| Exercise details |
Line filter on the word "this": copy each matching line from the entries.

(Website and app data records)
※

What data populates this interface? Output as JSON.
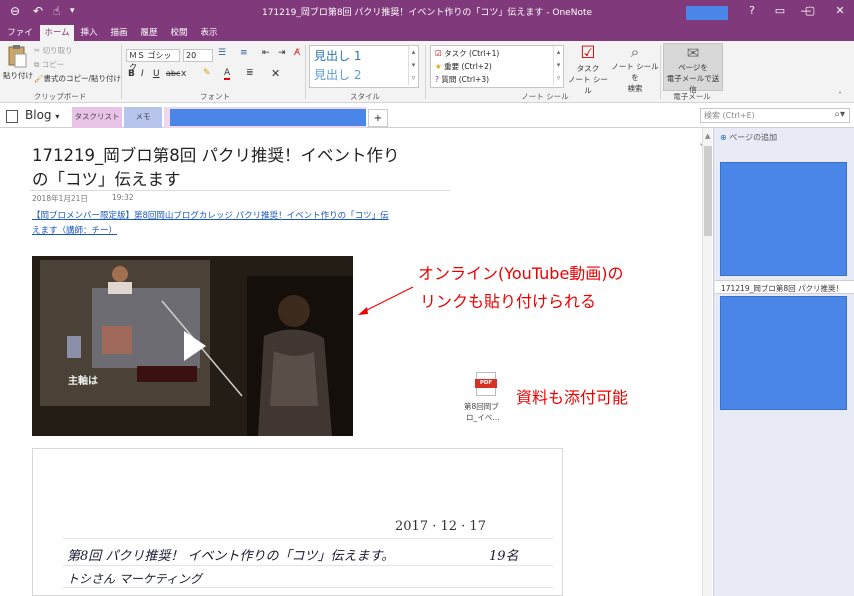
{
  "titlebar": {
    "title": "171219_岡ブロ第8回 パクリ推奨！イベント作りの「コツ」伝えます  -  OneNote",
    "help": "?"
  },
  "menu_tabs": [
    "ファイル",
    "ホーム",
    "挿入",
    "描画",
    "履歴",
    "校閲",
    "表示"
  ],
  "ribbon": {
    "clipboard": {
      "paste": "貼り付け",
      "cut": "切り取り",
      "copy": "コピー",
      "format_painter": "書式のコピー/貼り付け",
      "label": "クリップボード"
    },
    "font": {
      "name": "ＭＳ ゴシック",
      "size": "20",
      "bold": "B",
      "italic": "I",
      "underline": "U",
      "strike": "abc",
      "subscript": "x",
      "label": "フォント"
    },
    "style": {
      "h1": "見出し 1",
      "h2": "見出し 2",
      "label": "スタイル"
    },
    "tags": {
      "todo": "タスク (Ctrl+1)",
      "important": "重要 (Ctrl+2)",
      "question": "質問 (Ctrl+3)",
      "todo_tag_line1": "タスク",
      "todo_tag_line2": "ノート シール",
      "find_tags_line1": "ノート シールを",
      "find_tags_line2": "検索",
      "label": "ノート シール"
    },
    "email": {
      "line1": "ページを",
      "line2": "電子メールで送信",
      "label": "電子メール"
    }
  },
  "notebook": {
    "name": "Blog",
    "sections": [
      "タスクリスト",
      "メモ"
    ],
    "add": "+",
    "search_placeholder": "検索 (Ctrl+E)"
  },
  "page": {
    "title_line1": "171219_岡ブロ第8回 パクリ推奨！イベント作り",
    "title_line2": "の「コツ」伝えます",
    "date": "2018年1月21日",
    "time": "19:32",
    "link_line1": "【岡ブロメンバー限定版】第8回岡山ブログカレッジ パクリ推奨！イベント作りの「コツ」伝",
    "link_line2": "えます（講師：チー）",
    "video_slide_text": "主軸は",
    "annotation_video_line1": "オンライン(YouTube動画)の",
    "annotation_video_line2": "リンクも貼り付けられる",
    "attachment_line1": "第8回岡ブ",
    "attachment_line2": "ロ_イベ…",
    "pdf_badge": "PDF",
    "annotation_attach": "資料も添付可能",
    "handwriting": {
      "date": "2017 · 12 · 17",
      "line1": "第8回 パクリ推奨！ イベント作りの「コツ」伝えます。",
      "count": "19名",
      "line2": "トシさん   マーケティング"
    }
  },
  "pages_pane": {
    "add_page": "ページの追加",
    "page_title": "171219_岡ブロ第8回 パクリ推奨！"
  },
  "colors": {
    "onenote_purple": "#80397b",
    "annotation_red": "#ee0000",
    "thumbnail_blue": "#4a86e8"
  }
}
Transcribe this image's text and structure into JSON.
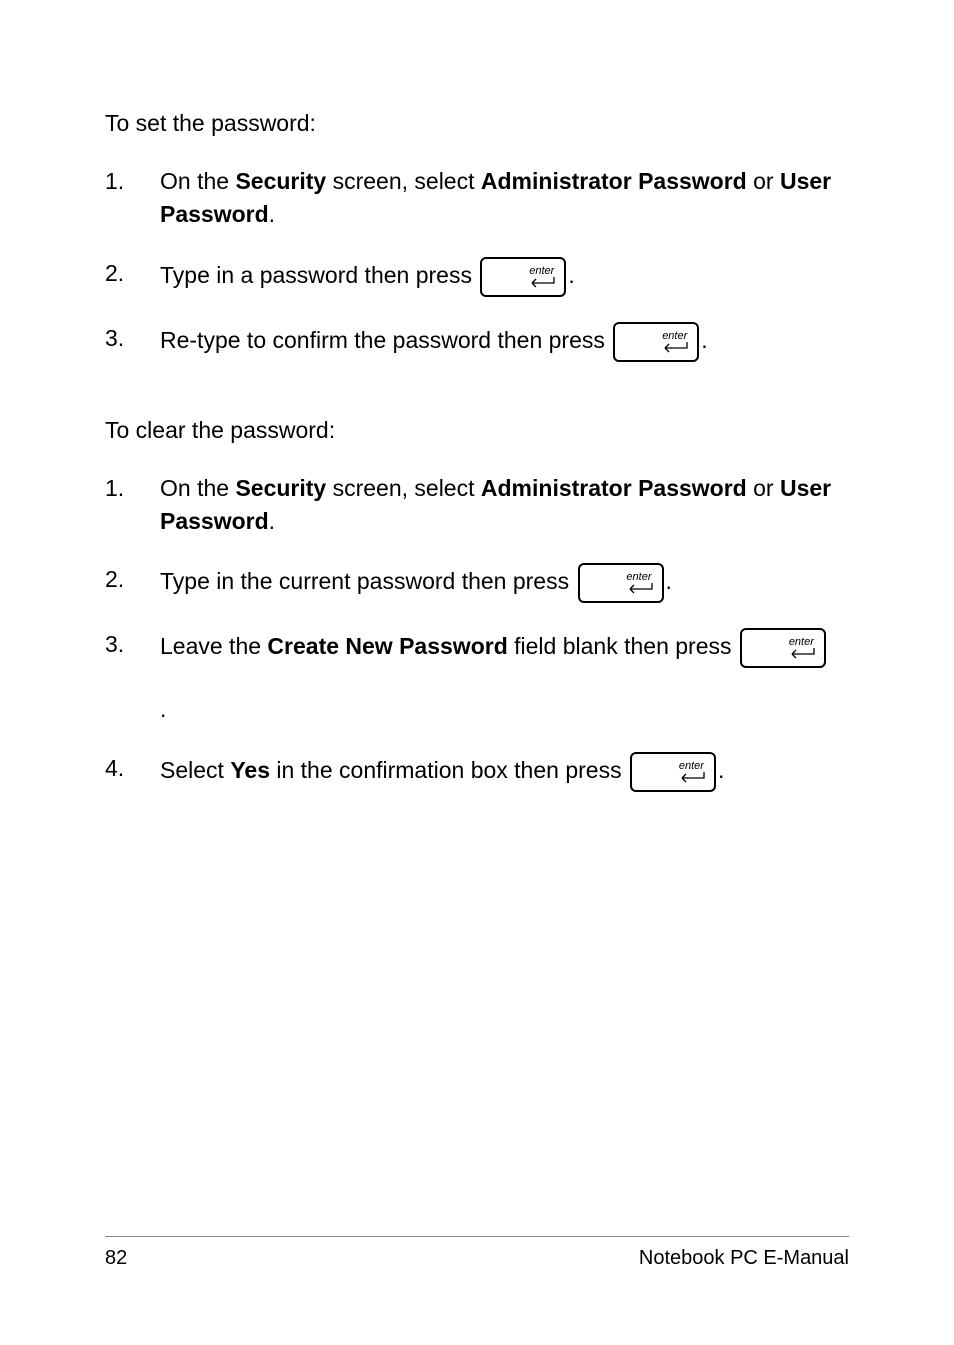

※

| Worked solution |
What data populates this interface? Output as JSON.
Transcribe this image's text and structure into JSON.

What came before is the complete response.